- NSAIDs , such as ibuprofen, help decrease swelling, pain, and fever. This medicine is available with or without a doctor's order. NSAIDs can cause stomach bleeding or kidney problems in certain people. If you take blood thinner medicine, always ask your healthcare provider if NSAIDs are safe for you. Always read the medicine label and follow directions.
- A device such as a brace, cast, sling, or splint may be put on your elbow to limit your arm movement. The device will hold the broken bones in place while they heal, help decrease pain, and prevent more damage.
- Ultrasound therapy directs sound waves into your elbow. The sound waves help the bones heal.
- Surgery may be needed to hold bones in their normal position with pins, wires, or screws. Surgery may also be done if you have other injuries, such as nerve or blood vessel damage.
What can I do to manage my symptoms?
- Elevate your elbow above the level of your heart as often as you can. This will help decrease swelling and pain. Prop your elbow on pillows or blankets to keep it elevated comfortably. While your elbow is elevated, wiggle your fingers and open and close them to prevent hand stiffness.
- Apply ice on your elbow on your elbow for 15 to 20 minutes every hour or as directed. Use an ice pack, or put crushed ice in a plastic bag. Cover it with a towel. Ice helps prevent tissue damage and decreases swelling and pain.
- Go to physical therapy as directed. A physical therapist can teach you exercises to help improve movement and strength and to decrease pain.
When should I seek immediate care?
- Your elbow, arm, or fingers are numb.
- Your skin is swollen, cold, or pale.

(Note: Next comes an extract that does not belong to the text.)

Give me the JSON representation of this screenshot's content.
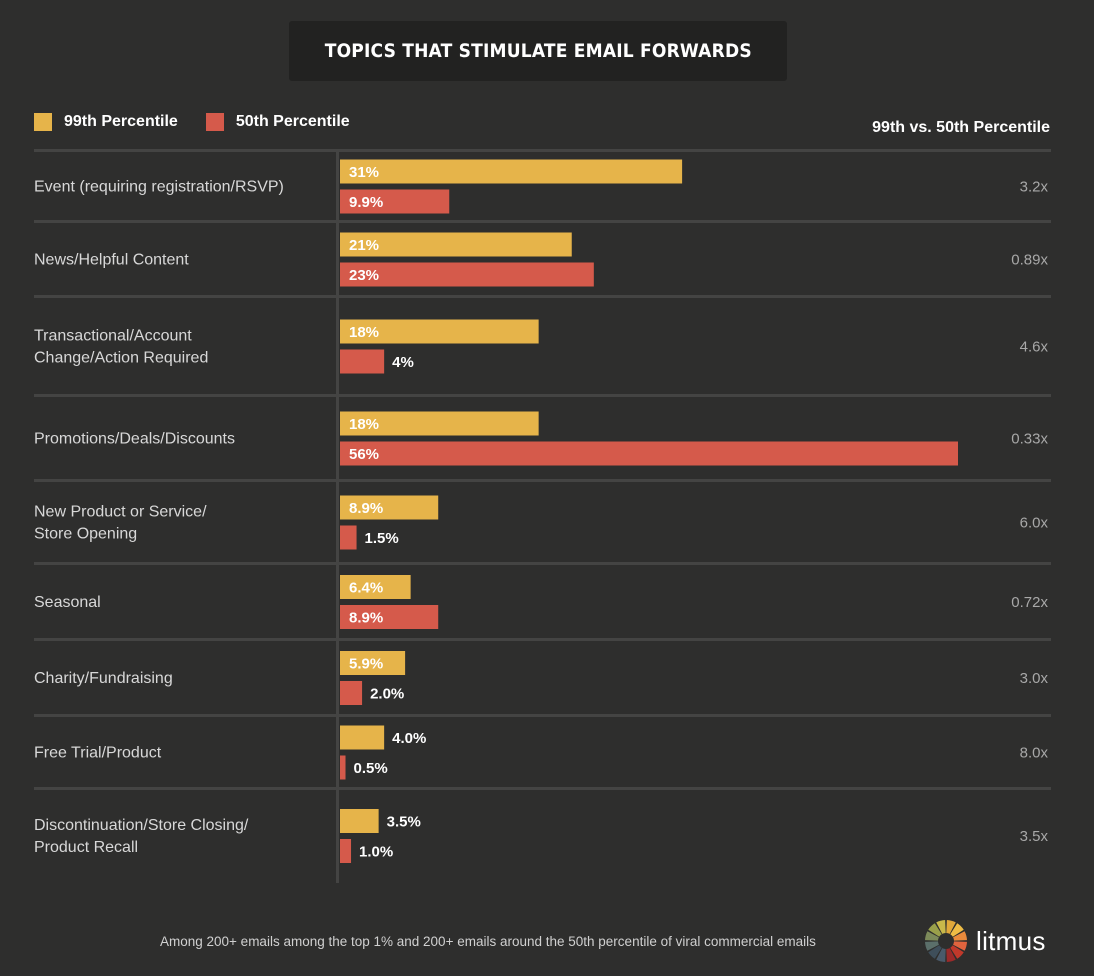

When should I contact my healthcare provider?
- You have a fever.
- The pain gets worse, even after you rest and take your pain medicine.
- You have new or more trouble moving your arm.
- You have new sores around the area of your brace, splint, or cast.
- Your brace, splint, or cast becomes damaged.
- You have questions or concerns about your condition or care.
Care AgreementYou have the right to help plan your care. Learn about your health condition and how it may be treated. Discuss treatment options with your caregivers to decide what care you want to receive. You always have the right to refuse treatment. The above information is an educational aid only. It is not intended as medical advice for individual conditions or treatments. Talk to your doctor, nurse or pharmacist before following any medical regimen to see if it is safe and effective for you.
Always consult your healthcare provider to ensure the information displayed on this page applies to your personal circumstances.